#### [Problem statement]
Below are records; work out how many of their lines contain "your" and give only that number.

[Page and application data records]

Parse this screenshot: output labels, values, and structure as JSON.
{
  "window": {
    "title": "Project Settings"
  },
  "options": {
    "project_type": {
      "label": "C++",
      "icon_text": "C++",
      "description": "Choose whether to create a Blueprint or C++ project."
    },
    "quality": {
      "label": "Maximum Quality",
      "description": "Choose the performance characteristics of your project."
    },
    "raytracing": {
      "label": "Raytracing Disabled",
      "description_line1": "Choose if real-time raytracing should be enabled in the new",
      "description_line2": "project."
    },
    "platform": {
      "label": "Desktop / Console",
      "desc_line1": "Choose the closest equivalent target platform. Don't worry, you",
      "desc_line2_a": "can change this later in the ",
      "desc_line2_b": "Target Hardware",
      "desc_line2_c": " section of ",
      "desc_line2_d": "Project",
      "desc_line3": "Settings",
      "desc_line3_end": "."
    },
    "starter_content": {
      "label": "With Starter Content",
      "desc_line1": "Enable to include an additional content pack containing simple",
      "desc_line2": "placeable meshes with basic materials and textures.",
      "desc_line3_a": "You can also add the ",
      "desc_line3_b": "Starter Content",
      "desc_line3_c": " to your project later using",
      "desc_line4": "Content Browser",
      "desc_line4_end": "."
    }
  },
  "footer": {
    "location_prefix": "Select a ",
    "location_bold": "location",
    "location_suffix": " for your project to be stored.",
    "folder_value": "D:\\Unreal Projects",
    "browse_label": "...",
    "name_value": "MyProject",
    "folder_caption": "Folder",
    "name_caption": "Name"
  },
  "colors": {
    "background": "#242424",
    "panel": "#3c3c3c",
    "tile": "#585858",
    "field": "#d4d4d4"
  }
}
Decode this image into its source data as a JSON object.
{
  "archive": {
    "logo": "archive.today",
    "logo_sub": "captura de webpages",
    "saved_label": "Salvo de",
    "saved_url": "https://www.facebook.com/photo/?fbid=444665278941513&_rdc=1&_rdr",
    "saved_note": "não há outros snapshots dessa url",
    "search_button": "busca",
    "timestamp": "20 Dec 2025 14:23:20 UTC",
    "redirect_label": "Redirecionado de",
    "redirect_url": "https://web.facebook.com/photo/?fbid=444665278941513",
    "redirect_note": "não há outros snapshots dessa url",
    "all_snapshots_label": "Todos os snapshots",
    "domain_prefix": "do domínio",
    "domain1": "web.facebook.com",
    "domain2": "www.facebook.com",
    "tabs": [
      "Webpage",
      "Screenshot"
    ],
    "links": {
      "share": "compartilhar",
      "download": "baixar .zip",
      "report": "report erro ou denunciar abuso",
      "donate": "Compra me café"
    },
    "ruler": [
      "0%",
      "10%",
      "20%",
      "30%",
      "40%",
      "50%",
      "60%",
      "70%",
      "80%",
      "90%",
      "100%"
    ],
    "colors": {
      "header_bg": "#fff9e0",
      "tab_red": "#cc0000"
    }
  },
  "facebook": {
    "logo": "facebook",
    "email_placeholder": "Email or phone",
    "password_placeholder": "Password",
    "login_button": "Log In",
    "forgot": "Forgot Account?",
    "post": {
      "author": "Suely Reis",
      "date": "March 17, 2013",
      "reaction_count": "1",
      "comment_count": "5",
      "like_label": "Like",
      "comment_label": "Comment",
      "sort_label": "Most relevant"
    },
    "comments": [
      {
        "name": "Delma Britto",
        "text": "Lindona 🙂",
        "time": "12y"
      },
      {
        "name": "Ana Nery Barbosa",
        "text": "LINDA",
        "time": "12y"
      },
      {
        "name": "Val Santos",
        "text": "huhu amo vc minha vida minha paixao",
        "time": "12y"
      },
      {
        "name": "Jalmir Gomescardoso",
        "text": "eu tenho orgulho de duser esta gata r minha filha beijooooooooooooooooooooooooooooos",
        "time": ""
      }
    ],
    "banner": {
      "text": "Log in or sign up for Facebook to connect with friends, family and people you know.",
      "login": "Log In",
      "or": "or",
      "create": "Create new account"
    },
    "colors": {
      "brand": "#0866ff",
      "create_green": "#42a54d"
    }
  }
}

#### [Output for this task]
3